**Description of the task**
What is expected is a word-for-word copy of all the entries.

(Information provided begins)

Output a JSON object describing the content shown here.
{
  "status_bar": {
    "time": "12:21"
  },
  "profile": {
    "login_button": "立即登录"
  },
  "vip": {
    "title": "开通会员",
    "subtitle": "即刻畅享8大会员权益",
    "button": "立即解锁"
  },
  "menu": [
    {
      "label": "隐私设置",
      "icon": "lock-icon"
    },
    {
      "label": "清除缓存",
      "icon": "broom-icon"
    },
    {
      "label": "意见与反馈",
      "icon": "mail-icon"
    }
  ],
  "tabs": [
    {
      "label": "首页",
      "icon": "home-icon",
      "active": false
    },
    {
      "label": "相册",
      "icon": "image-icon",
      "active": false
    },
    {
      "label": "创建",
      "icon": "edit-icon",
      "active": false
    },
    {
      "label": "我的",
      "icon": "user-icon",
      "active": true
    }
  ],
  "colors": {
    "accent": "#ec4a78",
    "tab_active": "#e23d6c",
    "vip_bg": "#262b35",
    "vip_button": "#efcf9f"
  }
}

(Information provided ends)

**Solved exercise**
Output a JSON object describing the content shown here.
{
  "status_bar": {
    "time": "12:21"
  },
  "profile": {
    "login_button": "立即登录"
  },
  "vip": {
    "title": "开通会员",
    "subtitle": "即刻畅享8大会员权益",
    "button": "立即解锁"
  },
  "menu": [
    {
      "label": "隐私设置",
      "icon": "lock-icon"
    },
    {
      "label": "清除缓存",
      "icon": "broom-icon"
    },
    {
      "label": "意见与反馈",
      "icon": "mail-icon"
    }
  ],
  "tabs": [
    {
      "label": "首页",
      "icon": "home-icon",
      "active": false
    },
    {
      "label": "相册",
      "icon": "image-icon",
      "active": false
    },
    {
      "label": "创建",
      "icon": "edit-icon",
      "active": false
    },
    {
      "label": "我的",
      "icon": "user-icon",
      "active": true
    }
  ],
  "colors": {
    "accent": "#ec4a78",
    "tab_active": "#e23d6c",
    "vip_bg": "#262b35",
    "vip_button": "#efcf9f"
  }
}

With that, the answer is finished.